5. Although a tripod with mesh can be used to heat the disk from below, I find that just scooting the disk to the edge of the soldering block works perfectly. I leave about a third of the disk overhanging the block to let me heat under the disk. Once the solder flows, pickle, rinse, and dry the now assembled earrings.
Tip: Although a tripod with mesh can be used to heat the disk from below, I find that just scooting the disk to the edge of the soldering block works perfectly. I leave about a third of the disk overhanging the block to let me heat under the disk.
6. My favorite tool in the war against heat or fire scale is the horse hair brush. I use horse hair brushes on my buffer, and they can get into small crevices close to the soldered-on mount. I don’t bother to do a final finish now, just removal of heat scale.
Prong Setting Gemstones on Earrings: Prepare the Disks: Set the Stones
7. Drill a hole inside the mount so you can cut out its center. This will allow the bottom (pavilion) of the stone to sit in the mount. Clean up the hole you just cut with a large hart bur so it’s neat.
8. Gently open the prongs just enough to fit the stone held with the beeswax into the mount. Any flaring of the mounts work hardens them and makes them more difficult to push over, which is why you don’t want to open them any more than necessary.
9. Push the prongs a little bit at a time using the “four corners” method, working on one pair of opposite prongs, and then another, gradually pushing them down. I push them until all four prongs contact the stone and the stone is captured.
10. Next you’ll want to shorten the prongs and create a sharp point at the top. You want the point sharp enough so you can easily burnish it, which is important in making the earrings comfortable when worn.
Be sure to leave the prongs long enough to generously overhang the girdle of the stone and hold it securely. The angle of the cut will be close to the angle of the crown of the stone. Using flush side cutters, cut the prongs.
11. I use a prong pusher to burnish the prongs, which need to be burnished in three different directions: down the middle and left and right as you face the prong. This smooths the prongs; as you run your finger over the top of a properly burnished prong, you should feel little or no sharpness. The goal is to make the prong setting smooth and in close enough contact with the stone that a hair won’t get caught by a prong. If you are burnishing and the prongs are not getting smooth, you might not have cut the prong at a sharp enough angle.
Prong Setting Gemstones on Earrings: Polish and Hang
Once the prongs are burnished down against the stone so they don’t catch a fingernail, you are done stone setting. Buff with Tripoli and Zam to get a high polish and the earrings are finished. A bit of buffing across the tops of the prongs makes them look well finished.

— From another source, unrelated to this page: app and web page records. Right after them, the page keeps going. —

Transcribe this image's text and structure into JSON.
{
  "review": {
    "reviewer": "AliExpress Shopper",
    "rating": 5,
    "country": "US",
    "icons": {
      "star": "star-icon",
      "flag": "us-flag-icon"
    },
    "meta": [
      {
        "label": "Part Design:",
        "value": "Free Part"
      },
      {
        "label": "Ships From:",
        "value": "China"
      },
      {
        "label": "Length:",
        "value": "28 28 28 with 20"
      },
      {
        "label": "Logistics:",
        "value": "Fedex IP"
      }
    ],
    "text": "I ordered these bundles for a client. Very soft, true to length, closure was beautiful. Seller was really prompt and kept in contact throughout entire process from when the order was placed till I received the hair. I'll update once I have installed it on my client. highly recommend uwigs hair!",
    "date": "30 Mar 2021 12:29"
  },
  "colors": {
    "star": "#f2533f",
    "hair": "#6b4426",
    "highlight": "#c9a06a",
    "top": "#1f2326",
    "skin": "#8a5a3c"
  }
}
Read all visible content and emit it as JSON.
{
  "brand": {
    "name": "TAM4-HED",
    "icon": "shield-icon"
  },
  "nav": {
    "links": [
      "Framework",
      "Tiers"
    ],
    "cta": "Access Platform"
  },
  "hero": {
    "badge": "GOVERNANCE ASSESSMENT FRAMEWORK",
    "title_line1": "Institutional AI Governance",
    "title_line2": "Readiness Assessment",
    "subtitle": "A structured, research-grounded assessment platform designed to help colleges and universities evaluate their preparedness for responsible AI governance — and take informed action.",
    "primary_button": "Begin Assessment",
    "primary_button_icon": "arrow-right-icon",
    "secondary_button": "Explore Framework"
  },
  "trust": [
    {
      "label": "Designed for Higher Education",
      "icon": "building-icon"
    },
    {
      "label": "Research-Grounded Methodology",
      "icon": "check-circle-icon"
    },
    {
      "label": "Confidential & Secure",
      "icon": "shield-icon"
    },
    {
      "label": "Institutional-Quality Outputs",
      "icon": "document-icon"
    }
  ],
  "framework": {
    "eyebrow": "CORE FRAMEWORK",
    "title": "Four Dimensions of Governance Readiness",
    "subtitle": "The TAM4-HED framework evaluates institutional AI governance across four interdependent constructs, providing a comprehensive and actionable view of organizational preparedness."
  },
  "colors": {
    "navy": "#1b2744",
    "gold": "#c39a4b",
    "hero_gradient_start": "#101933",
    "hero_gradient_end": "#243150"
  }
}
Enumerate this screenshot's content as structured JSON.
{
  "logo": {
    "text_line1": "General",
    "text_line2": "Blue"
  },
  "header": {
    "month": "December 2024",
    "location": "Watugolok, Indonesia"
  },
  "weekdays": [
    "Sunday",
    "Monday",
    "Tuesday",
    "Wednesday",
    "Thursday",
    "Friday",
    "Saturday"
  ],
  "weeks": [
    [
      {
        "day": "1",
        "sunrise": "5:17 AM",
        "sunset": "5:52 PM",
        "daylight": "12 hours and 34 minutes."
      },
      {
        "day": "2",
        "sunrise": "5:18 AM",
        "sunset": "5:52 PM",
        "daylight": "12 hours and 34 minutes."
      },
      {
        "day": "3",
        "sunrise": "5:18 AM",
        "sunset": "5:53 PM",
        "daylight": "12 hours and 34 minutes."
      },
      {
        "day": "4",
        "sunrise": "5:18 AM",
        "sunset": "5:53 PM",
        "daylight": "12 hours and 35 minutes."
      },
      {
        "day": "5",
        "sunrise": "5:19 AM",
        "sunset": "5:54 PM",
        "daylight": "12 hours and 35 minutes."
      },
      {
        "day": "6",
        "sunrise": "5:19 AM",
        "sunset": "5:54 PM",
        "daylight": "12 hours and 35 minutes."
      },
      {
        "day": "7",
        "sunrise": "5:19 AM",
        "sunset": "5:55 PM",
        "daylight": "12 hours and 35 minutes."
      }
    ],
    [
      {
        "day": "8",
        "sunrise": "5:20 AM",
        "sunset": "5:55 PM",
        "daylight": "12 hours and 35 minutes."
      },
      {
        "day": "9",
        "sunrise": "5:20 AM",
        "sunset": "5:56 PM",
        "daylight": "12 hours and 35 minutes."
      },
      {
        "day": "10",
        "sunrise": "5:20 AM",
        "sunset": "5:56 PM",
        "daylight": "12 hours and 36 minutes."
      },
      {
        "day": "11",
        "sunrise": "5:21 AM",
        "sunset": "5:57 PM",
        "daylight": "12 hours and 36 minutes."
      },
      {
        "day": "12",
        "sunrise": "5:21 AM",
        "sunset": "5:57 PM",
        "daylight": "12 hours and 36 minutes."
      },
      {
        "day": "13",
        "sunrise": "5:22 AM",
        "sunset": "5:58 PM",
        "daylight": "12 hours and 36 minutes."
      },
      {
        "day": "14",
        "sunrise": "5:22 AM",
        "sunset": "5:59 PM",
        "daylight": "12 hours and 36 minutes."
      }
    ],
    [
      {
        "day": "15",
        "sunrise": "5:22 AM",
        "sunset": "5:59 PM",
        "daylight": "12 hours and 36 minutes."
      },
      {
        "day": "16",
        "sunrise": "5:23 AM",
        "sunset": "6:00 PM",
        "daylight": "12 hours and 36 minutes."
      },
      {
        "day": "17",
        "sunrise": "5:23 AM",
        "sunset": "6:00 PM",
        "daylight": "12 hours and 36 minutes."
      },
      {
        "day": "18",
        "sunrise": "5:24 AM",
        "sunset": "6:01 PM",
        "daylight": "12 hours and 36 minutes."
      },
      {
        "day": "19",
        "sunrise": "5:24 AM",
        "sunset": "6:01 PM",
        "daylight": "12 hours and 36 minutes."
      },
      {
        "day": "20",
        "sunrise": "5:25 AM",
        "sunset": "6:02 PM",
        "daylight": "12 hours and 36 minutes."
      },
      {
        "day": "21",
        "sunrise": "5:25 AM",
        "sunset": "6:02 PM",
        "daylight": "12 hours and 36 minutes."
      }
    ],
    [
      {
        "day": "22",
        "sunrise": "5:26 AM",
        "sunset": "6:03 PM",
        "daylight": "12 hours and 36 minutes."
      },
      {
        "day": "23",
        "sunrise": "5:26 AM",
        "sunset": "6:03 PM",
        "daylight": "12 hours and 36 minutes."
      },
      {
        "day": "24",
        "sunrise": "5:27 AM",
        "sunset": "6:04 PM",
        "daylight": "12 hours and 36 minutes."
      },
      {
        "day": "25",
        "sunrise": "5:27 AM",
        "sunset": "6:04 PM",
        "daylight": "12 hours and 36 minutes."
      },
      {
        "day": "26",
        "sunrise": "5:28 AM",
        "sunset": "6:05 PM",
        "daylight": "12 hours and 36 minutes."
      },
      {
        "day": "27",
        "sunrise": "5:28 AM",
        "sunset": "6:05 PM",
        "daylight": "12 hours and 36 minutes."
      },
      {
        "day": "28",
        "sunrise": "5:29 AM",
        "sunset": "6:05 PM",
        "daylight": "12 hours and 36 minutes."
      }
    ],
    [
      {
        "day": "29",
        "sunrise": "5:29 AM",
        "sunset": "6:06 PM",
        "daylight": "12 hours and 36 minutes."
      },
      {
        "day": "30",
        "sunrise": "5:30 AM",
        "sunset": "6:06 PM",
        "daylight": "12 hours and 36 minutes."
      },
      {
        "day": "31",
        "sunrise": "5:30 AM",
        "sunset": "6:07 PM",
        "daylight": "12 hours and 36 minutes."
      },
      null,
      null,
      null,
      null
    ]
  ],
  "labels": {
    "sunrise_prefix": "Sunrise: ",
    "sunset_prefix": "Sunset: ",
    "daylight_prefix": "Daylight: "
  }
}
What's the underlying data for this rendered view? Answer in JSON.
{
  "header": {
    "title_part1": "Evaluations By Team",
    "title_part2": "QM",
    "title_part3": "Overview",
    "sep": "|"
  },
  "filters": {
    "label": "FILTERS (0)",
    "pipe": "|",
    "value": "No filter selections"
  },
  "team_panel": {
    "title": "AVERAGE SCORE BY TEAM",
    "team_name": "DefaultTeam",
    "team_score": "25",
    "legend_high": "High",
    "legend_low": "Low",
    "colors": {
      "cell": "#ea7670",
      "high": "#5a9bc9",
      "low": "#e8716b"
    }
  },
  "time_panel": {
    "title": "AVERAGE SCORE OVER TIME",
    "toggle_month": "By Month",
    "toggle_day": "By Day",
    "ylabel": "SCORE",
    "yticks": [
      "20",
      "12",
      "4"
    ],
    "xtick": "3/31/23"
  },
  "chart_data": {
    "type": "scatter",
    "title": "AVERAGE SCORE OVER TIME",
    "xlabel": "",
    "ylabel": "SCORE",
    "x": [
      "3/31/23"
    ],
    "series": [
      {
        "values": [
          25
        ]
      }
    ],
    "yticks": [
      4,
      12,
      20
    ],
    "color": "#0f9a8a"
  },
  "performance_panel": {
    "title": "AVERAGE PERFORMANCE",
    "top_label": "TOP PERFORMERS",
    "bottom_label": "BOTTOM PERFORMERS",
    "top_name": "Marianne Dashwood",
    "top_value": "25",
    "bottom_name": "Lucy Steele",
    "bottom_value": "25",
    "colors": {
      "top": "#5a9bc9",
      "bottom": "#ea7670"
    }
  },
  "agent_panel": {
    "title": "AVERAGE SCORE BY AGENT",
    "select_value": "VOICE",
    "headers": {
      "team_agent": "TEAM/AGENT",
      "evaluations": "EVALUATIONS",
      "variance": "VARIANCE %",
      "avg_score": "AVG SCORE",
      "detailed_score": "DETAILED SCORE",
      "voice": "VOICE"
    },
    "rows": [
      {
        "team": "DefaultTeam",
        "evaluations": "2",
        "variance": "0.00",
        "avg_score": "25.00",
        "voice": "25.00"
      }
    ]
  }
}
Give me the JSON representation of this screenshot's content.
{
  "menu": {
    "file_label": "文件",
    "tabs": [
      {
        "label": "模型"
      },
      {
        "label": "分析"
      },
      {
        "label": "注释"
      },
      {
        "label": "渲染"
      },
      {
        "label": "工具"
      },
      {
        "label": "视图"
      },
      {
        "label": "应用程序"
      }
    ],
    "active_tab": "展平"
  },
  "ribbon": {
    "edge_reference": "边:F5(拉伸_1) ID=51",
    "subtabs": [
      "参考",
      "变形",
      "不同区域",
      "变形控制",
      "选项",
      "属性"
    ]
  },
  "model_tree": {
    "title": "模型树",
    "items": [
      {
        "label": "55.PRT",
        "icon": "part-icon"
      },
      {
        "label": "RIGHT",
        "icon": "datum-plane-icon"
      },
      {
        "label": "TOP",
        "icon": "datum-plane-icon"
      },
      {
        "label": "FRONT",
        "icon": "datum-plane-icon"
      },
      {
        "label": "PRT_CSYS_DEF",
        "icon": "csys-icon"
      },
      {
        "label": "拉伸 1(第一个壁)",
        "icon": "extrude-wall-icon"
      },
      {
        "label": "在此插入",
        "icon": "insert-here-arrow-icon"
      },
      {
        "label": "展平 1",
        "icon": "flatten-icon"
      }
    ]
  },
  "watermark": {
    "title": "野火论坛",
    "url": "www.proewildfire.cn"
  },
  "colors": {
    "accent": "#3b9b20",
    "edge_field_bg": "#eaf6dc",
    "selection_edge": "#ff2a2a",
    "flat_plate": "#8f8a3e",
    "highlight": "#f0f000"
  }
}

12 With the addition of French wires, the earrings are ready to wear!
Try Prong Setting Gemstones with an Easy, Convenient Kit
Ready to easily set stones in gemstone jewelry projects? Get Sam Patania’s Easy Prong Setting Collection to make prong setting gems easy and rewarding. In addition to Sam’s premade prong settings, you’ll get five project downloads and the popular Gemstone Settings book. You’ll also receive both print and digital Jan/Feb 2018 issues of Lapidary Journal Jewelry Artist, in which this project appears.
SAM F. PATANIA is a jewelry artist, owner of Patania Sterling Silver Originals in Tucson, Arizona, and fourth-generation jewelry maker. He apprenticed to his father, Frank Jr., for 10 years starting at the age of 15. The family was recognized in 1999 at the Tucson Museum of Art with the show “Patanias, A Legacy in Silver and Gold.” Patania jewelry is represented at several important museums, including a trio of cuffs at the Smithsonian’s Renwick Gallery, one cuff each created by Frank Sr., Frank Jr., and Sam Patania.